Wednesday, August 2, 2017


pic and description taken from Goodreads


Imagine a world where you might disappear any minute, only to find yourself alone in a grey sickly land, with more horrors in it than you would ever wish to know about.

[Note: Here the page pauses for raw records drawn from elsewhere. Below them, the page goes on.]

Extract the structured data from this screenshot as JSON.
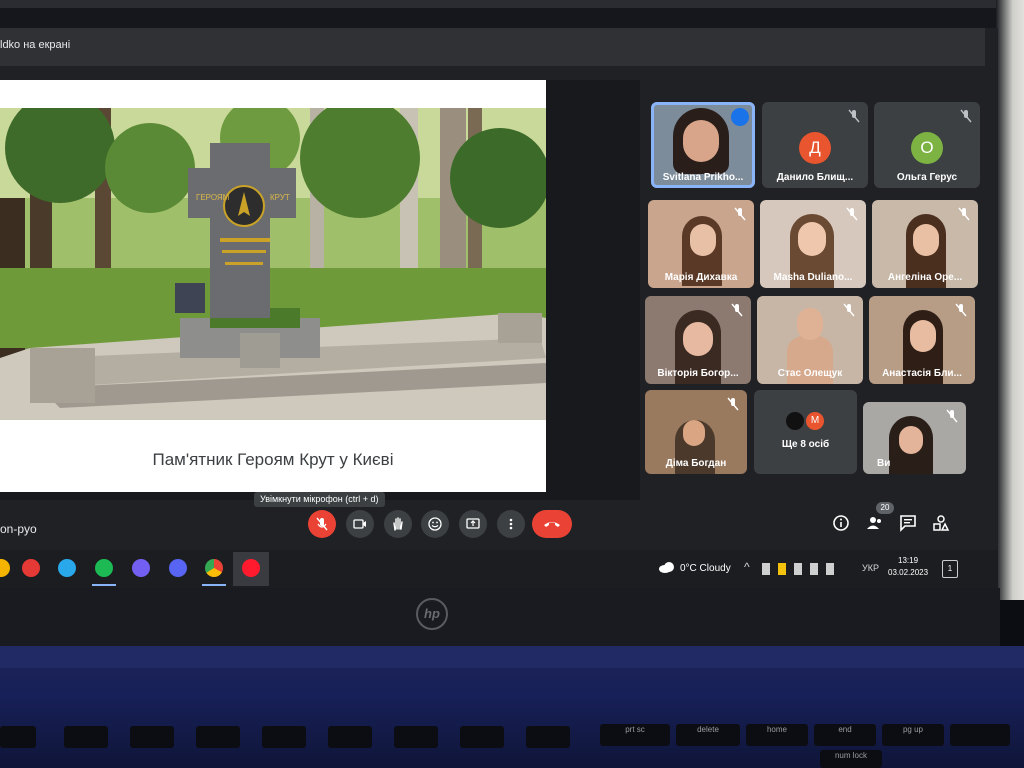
{
  "banner": {
    "text": "ldko на екрані"
  },
  "slide": {
    "caption": "Пам'ятник Героям Крут у Києві",
    "monument_text_left": "ГЕРОЯМ",
    "monument_text_right": "КРУТ"
  },
  "participants": [
    {
      "name": "Svitlana Prikho...",
      "type": "video",
      "active": true
    },
    {
      "name": "Данило Блищ...",
      "type": "avatar",
      "initial": "Д",
      "color": "#e8552e"
    },
    {
      "name": "Ольга Герус",
      "type": "avatar",
      "initial": "О",
      "color": "#7cb342"
    },
    {
      "name": "Марія Дихавка",
      "type": "video"
    },
    {
      "name": "Masha Duliano...",
      "type": "video"
    },
    {
      "name": "Ангеліна Оре...",
      "type": "video"
    },
    {
      "name": "Вікторія Богор...",
      "type": "video"
    },
    {
      "name": "Стас Олещук",
      "type": "video"
    },
    {
      "name": "Анастасія Бли...",
      "type": "video"
    },
    {
      "name": "Діма Богдан",
      "type": "video"
    },
    {
      "name": "Ще 8 осіб",
      "type": "more",
      "initial": "М"
    },
    {
      "name": "Ви",
      "type": "video"
    }
  ],
  "controls": {
    "tooltip": "Увімкнути мікрофон (ctrl + d)",
    "meeting_code": "on-pyo",
    "people_count": "20"
  },
  "taskbar": {
    "weather": "0°C  Cloudy",
    "language": "УКР",
    "time": "13:19",
    "date": "03.02.2023",
    "notifications": "1"
  },
  "keyboard": [
    "prt sc",
    "delete",
    "home",
    "end",
    "pg up",
    "num lock"
  ]
}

And then you hear a horn and you know that whoever lives in this hell has got your scent and the hunt has already begun.

Could you survive the Call?

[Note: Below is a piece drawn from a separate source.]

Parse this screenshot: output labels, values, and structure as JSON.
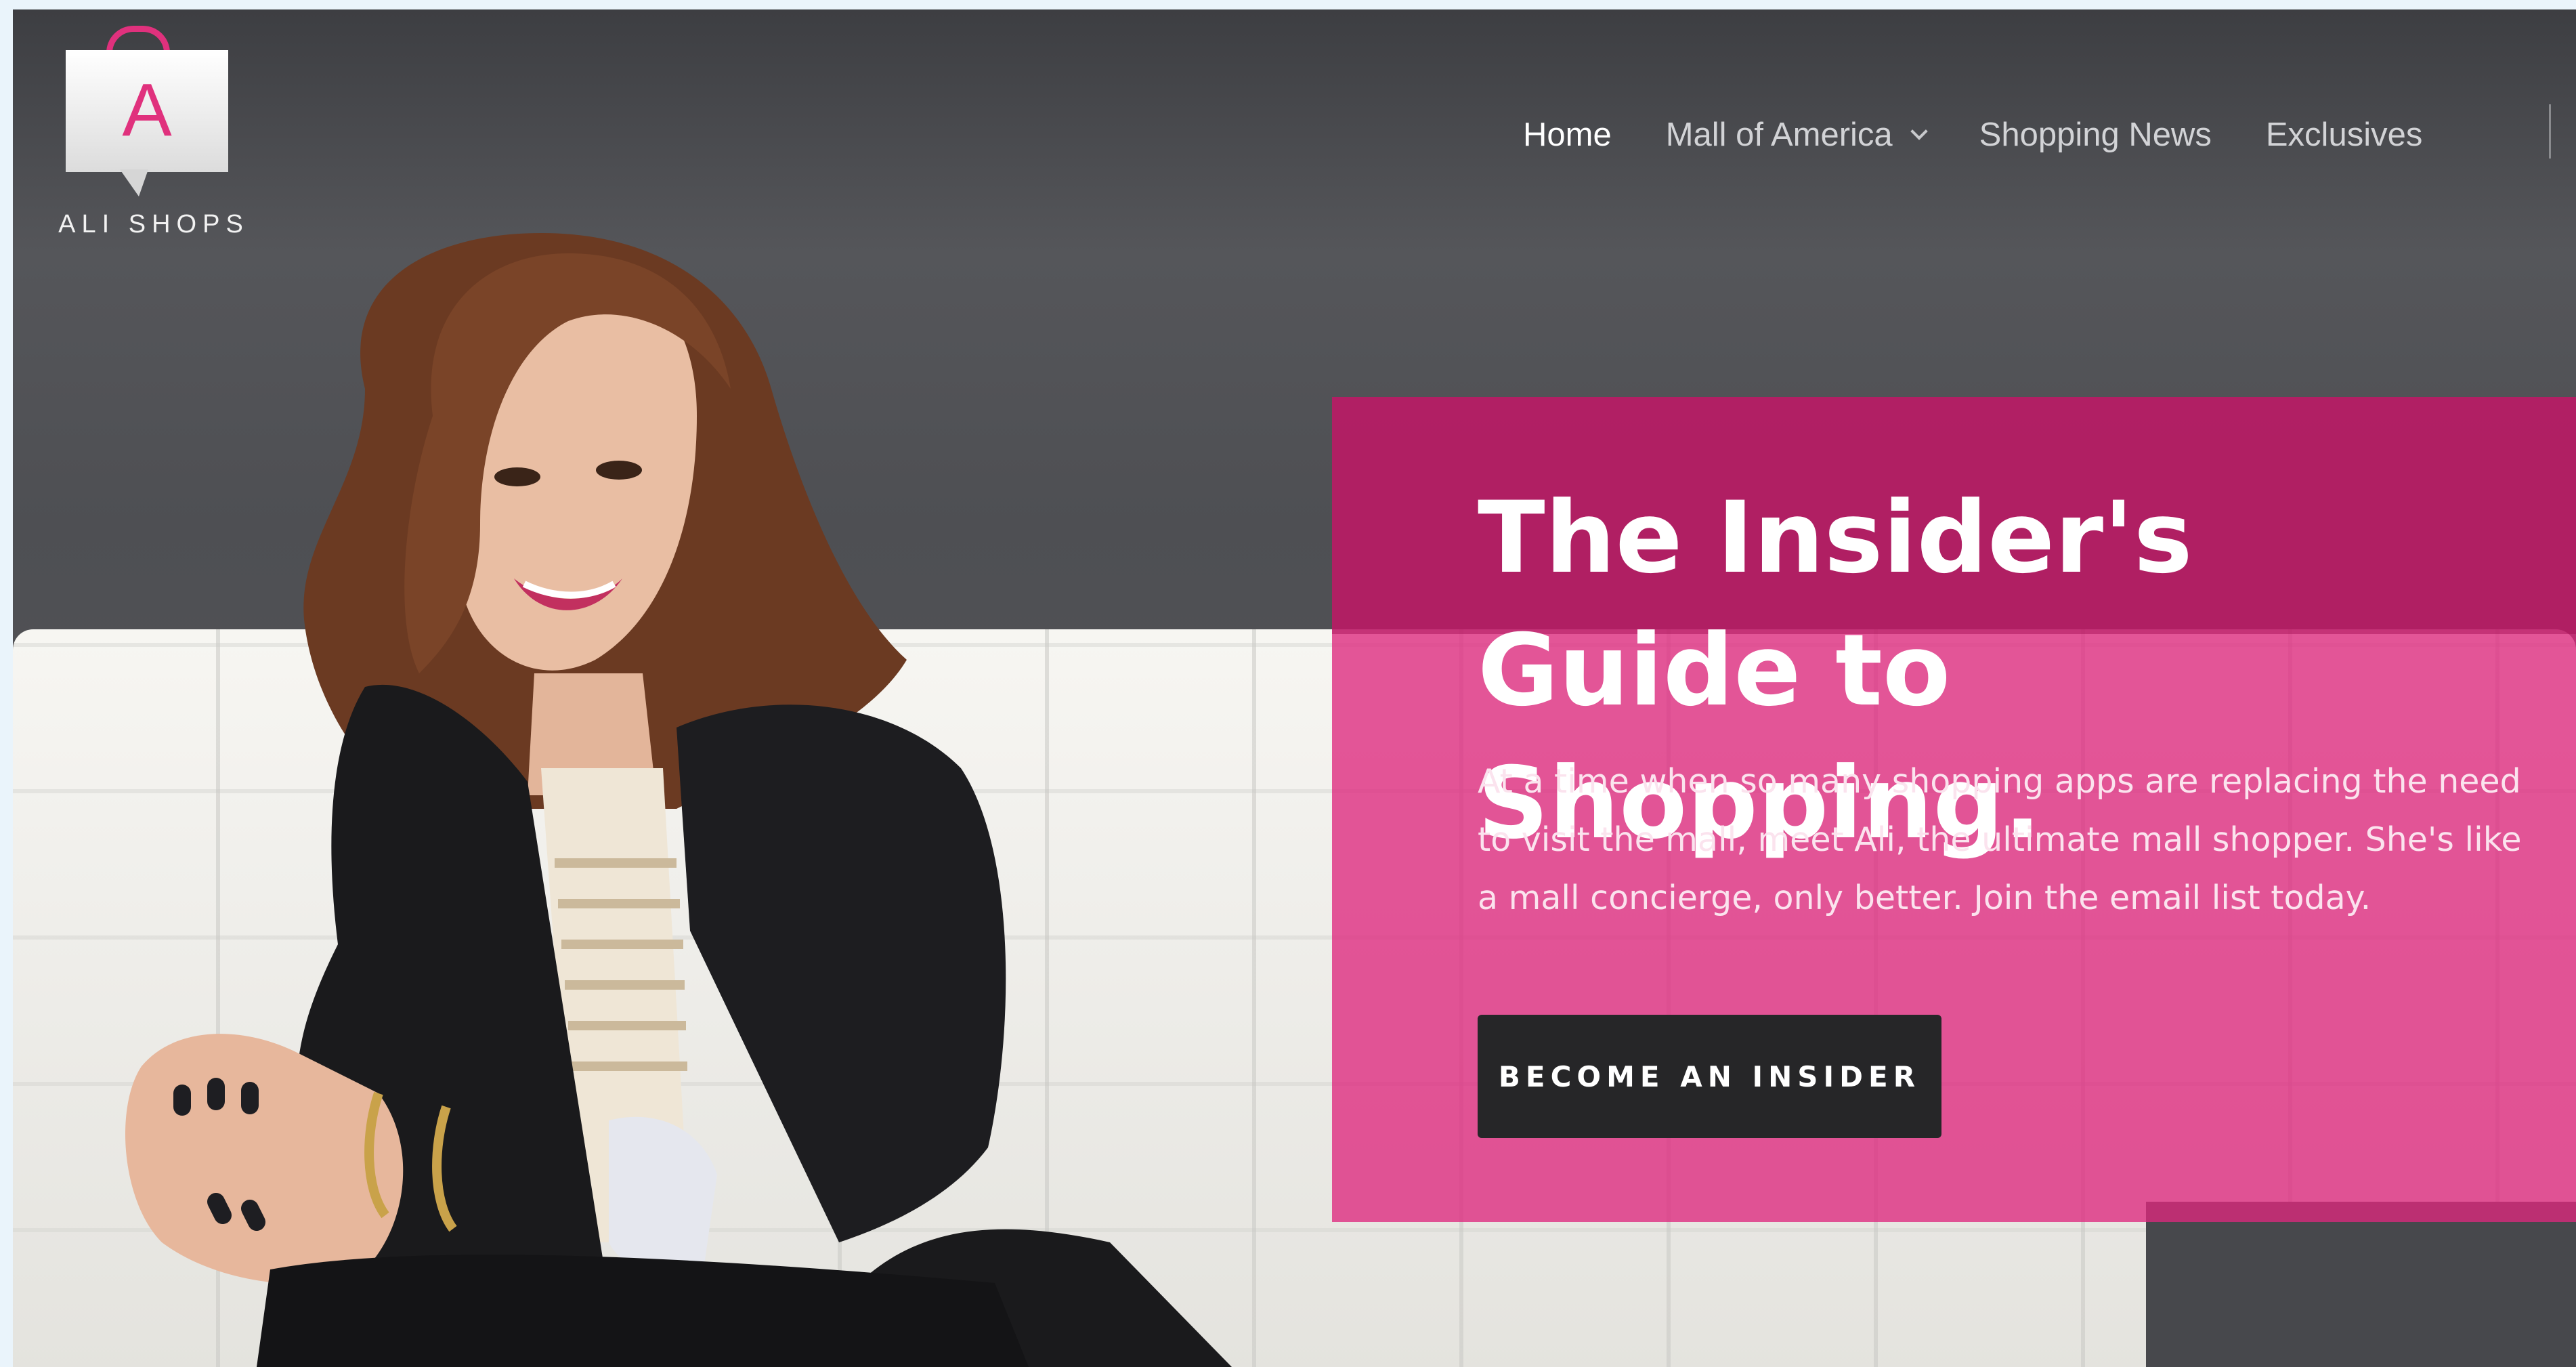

This book surprised me with how much I liked it.  I bought it on audible a while ago, and just hadn't gotten to it.  My daughter told me I had to read it, because it was creepy.  I LOVE creepy, so I immediately started listening to this book.

Could you imagine having a conversation with your best friend, or any one for that matter, and then mid conversation they disappear?  Then just a few minutes later they either show up maimed or dead.  Me either. 

There is a time limit on how long you have to save your own life.  Schools are set up to teach you survival skills, but when you "Call" comes, do you have what it takes to survive?  This story takes fighting for your life to a whole new level.  It's awesome.

I cannot say much about the book without giving it away, so I will just say that is book is creepy, and awesome.  The narrator is awesome, and has a fabulous accent.

The world is creepy, yet draws you in right away.  I love how the author kept me on my toes about what was going to happen.  I did not expect the ending, but it was wonderful.  I expected something, but not what happened.  It's messed up on so many levels.  Which of course makes me love it even more!

Source:  I bought this audio book for myself.  I was not compensated in anyway for this review.  These are my own PERSONAL thoughts on the book.





Peadar Ó Guilín
pic taken from goodreads, bio taken from

Irish writer Peadar Ó Guilín is the author of the YA novel, The Call, inspired by the beautiful northwest of Ireland where he grew up.
In September 2007, Peadar published his first novel, The Inferior, which the Times Educational Supplement called "a stark, dark tale, written with great energy and confidence and some arresting reflections on human nature."  Foreign editors liked it too, and over the coming year it is to be translated into eight languages, including Japanese and Korean.
His fantasy and SF short stories have appeared in numerous venues, including Black Gate magazine and an anthology celebrating the best of the iconic Weird Tales.  He is currently working on a sequel to The Call.